Your objective =>
Your answer must restate each entry below word for word, with no pictures in it.

Source information =>

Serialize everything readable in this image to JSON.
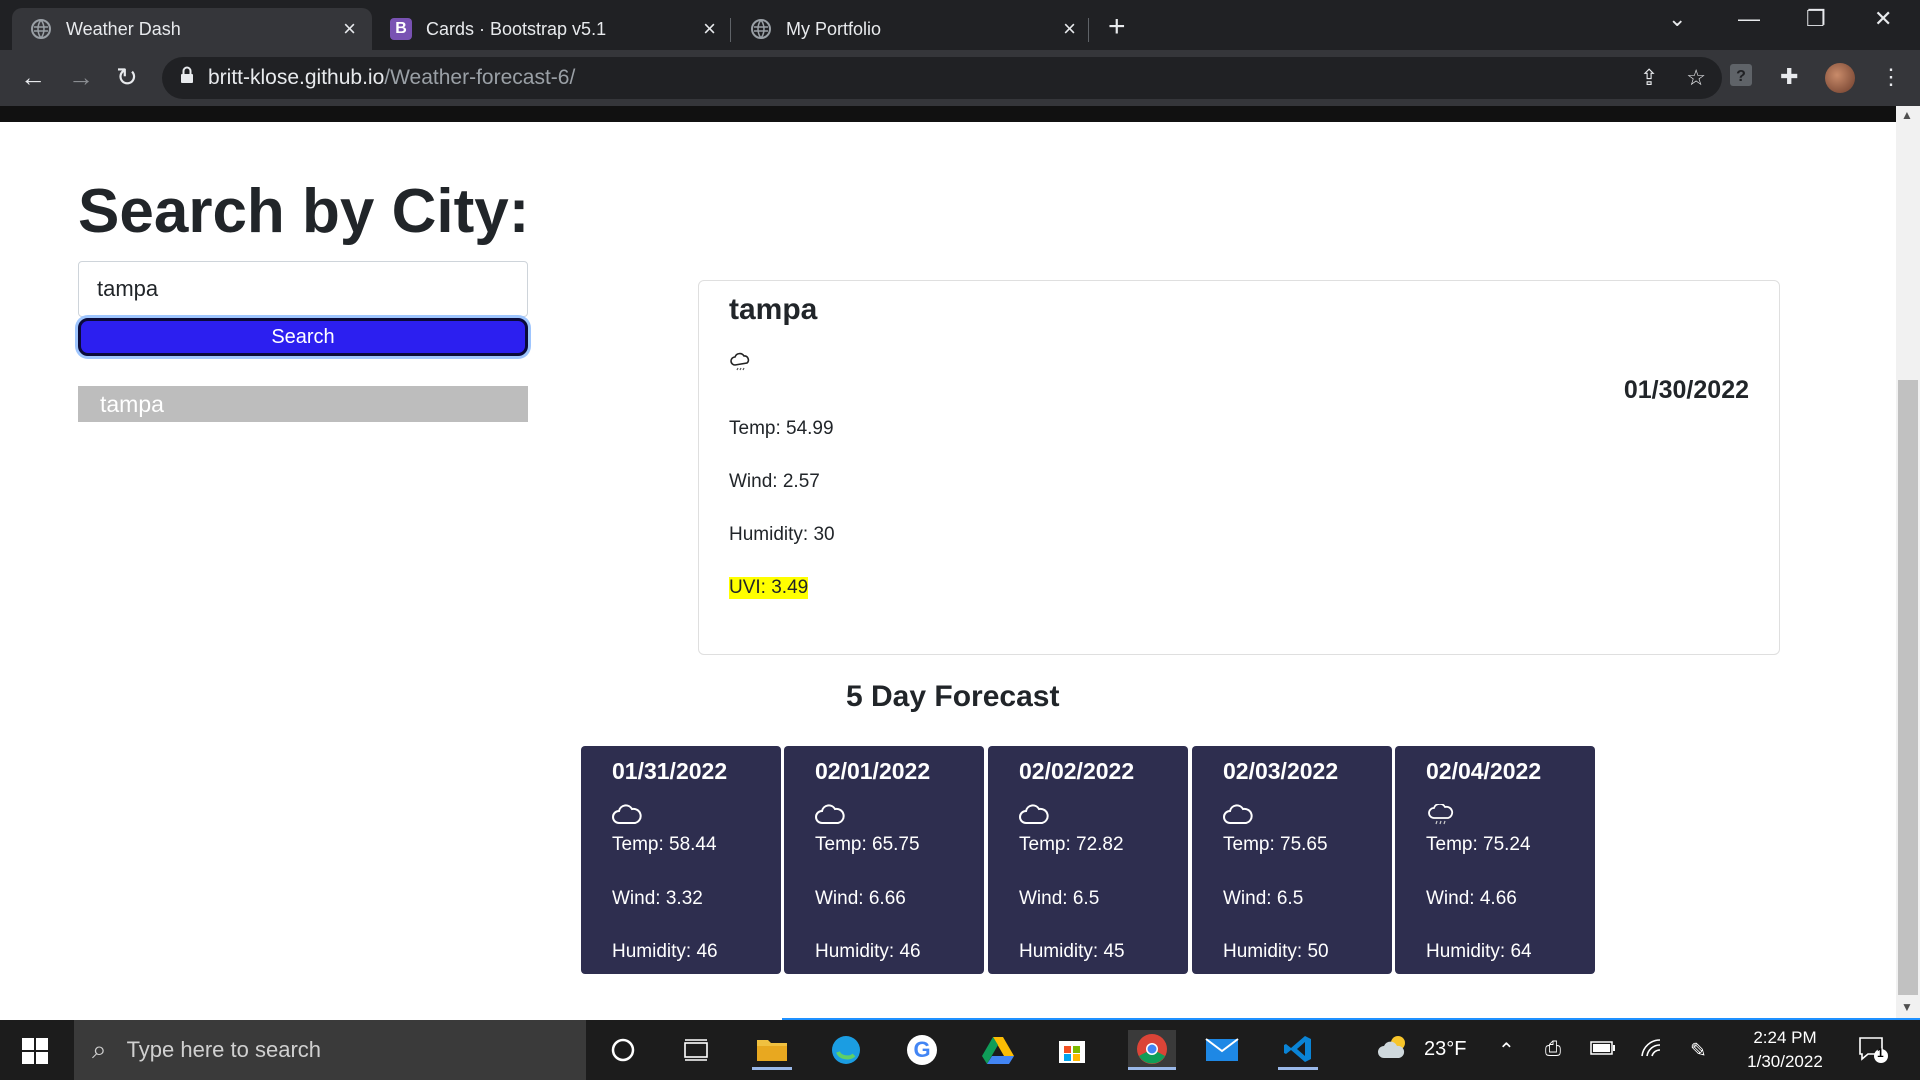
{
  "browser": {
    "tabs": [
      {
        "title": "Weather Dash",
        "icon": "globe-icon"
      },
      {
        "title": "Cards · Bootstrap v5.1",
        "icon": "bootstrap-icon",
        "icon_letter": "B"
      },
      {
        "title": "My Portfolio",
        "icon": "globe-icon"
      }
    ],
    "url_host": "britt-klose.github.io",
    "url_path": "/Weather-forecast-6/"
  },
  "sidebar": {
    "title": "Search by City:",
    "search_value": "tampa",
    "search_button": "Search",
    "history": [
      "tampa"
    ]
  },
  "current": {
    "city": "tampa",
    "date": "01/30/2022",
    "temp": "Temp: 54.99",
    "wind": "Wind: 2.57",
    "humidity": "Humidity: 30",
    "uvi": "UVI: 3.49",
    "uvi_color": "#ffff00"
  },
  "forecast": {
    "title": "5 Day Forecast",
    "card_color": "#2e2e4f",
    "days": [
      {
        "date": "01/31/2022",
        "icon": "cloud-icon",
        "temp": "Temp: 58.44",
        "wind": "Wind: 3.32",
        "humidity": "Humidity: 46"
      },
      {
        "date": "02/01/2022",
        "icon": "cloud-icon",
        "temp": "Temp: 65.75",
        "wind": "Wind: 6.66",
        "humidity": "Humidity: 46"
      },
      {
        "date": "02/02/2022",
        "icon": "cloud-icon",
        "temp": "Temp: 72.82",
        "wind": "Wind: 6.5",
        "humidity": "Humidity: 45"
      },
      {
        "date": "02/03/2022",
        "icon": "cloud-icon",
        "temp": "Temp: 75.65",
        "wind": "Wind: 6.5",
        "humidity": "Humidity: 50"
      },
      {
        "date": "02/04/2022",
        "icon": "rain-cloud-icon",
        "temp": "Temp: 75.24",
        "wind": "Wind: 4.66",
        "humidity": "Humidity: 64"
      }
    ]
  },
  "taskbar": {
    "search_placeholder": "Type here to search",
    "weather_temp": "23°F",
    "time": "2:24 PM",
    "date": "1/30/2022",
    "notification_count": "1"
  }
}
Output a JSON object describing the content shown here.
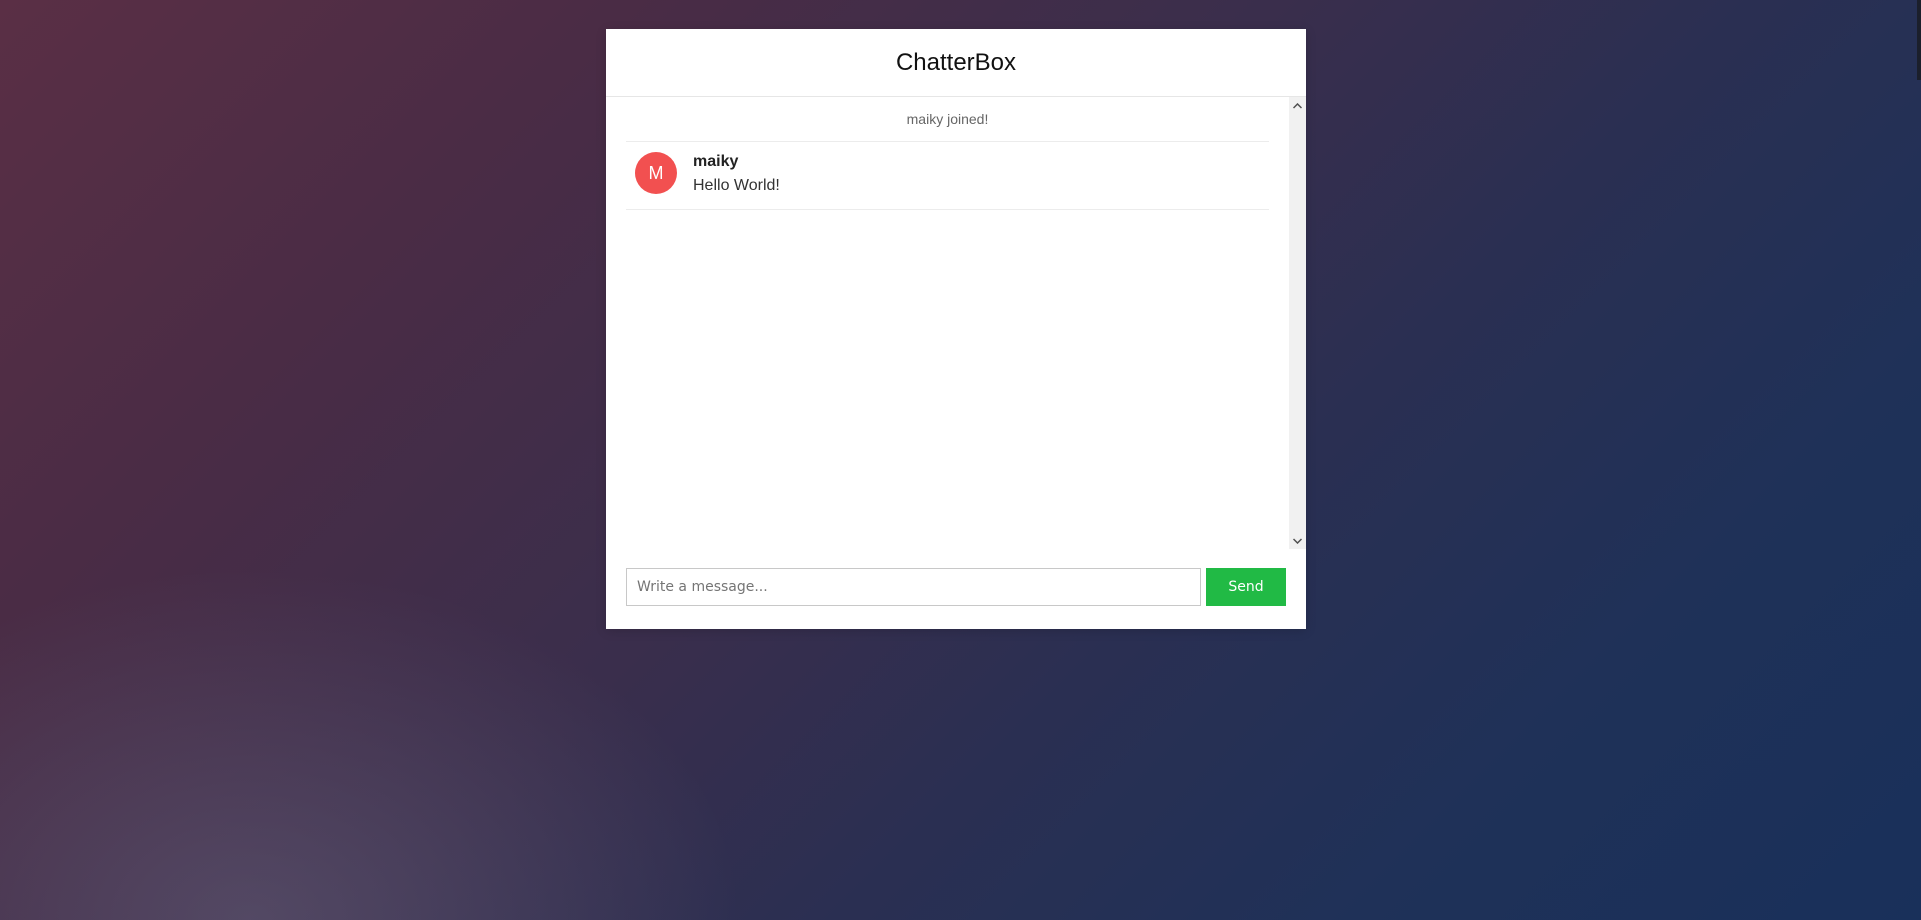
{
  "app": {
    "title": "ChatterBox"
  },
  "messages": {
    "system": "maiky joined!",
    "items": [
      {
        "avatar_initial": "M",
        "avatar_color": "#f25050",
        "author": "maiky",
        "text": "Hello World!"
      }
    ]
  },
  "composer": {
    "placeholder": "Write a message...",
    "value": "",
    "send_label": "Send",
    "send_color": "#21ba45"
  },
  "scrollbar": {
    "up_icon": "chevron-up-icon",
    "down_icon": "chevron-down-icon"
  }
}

Output of the task =>
Serialize everything readable in this image to JSON.
{
  "browser": {
    "tabs": [
      {
        "title": "Weather Dash",
        "icon": "globe-icon"
      },
      {
        "title": "Cards · Bootstrap v5.1",
        "icon": "bootstrap-icon",
        "icon_letter": "B"
      },
      {
        "title": "My Portfolio",
        "icon": "globe-icon"
      }
    ],
    "url_host": "britt-klose.github.io",
    "url_path": "/Weather-forecast-6/"
  },
  "sidebar": {
    "title": "Search by City:",
    "search_value": "tampa",
    "search_button": "Search",
    "history": [
      "tampa"
    ]
  },
  "current": {
    "city": "tampa",
    "date": "01/30/2022",
    "temp": "Temp: 54.99",
    "wind": "Wind: 2.57",
    "humidity": "Humidity: 30",
    "uvi": "UVI: 3.49",
    "uvi_color": "#ffff00"
  },
  "forecast": {
    "title": "5 Day Forecast",
    "card_color": "#2e2e4f",
    "days": [
      {
        "date": "01/31/2022",
        "icon": "cloud-icon",
        "temp": "Temp: 58.44",
        "wind": "Wind: 3.32",
        "humidity": "Humidity: 46"
      },
      {
        "date": "02/01/2022",
        "icon": "cloud-icon",
        "temp": "Temp: 65.75",
        "wind": "Wind: 6.66",
        "humidity": "Humidity: 46"
      },
      {
        "date": "02/02/2022",
        "icon": "cloud-icon",
        "temp": "Temp: 72.82",
        "wind": "Wind: 6.5",
        "humidity": "Humidity: 45"
      },
      {
        "date": "02/03/2022",
        "icon": "cloud-icon",
        "temp": "Temp: 75.65",
        "wind": "Wind: 6.5",
        "humidity": "Humidity: 50"
      },
      {
        "date": "02/04/2022",
        "icon": "rain-cloud-icon",
        "temp": "Temp: 75.24",
        "wind": "Wind: 4.66",
        "humidity": "Humidity: 64"
      }
    ]
  },
  "taskbar": {
    "search_placeholder": "Type here to search",
    "weather_temp": "23°F",
    "time": "2:24 PM",
    "date": "1/30/2022",
    "notification_count": "1"
  }
}
Output a JSON object describing the content shown here.
{
  "app": {
    "title": "ChatterBox"
  },
  "messages": {
    "system": "maiky joined!",
    "items": [
      {
        "avatar_initial": "M",
        "avatar_color": "#f25050",
        "author": "maiky",
        "text": "Hello World!"
      }
    ]
  },
  "composer": {
    "placeholder": "Write a message...",
    "value": "",
    "send_label": "Send",
    "send_color": "#21ba45"
  },
  "scrollbar": {
    "up_icon": "chevron-up-icon",
    "down_icon": "chevron-down-icon"
  }
}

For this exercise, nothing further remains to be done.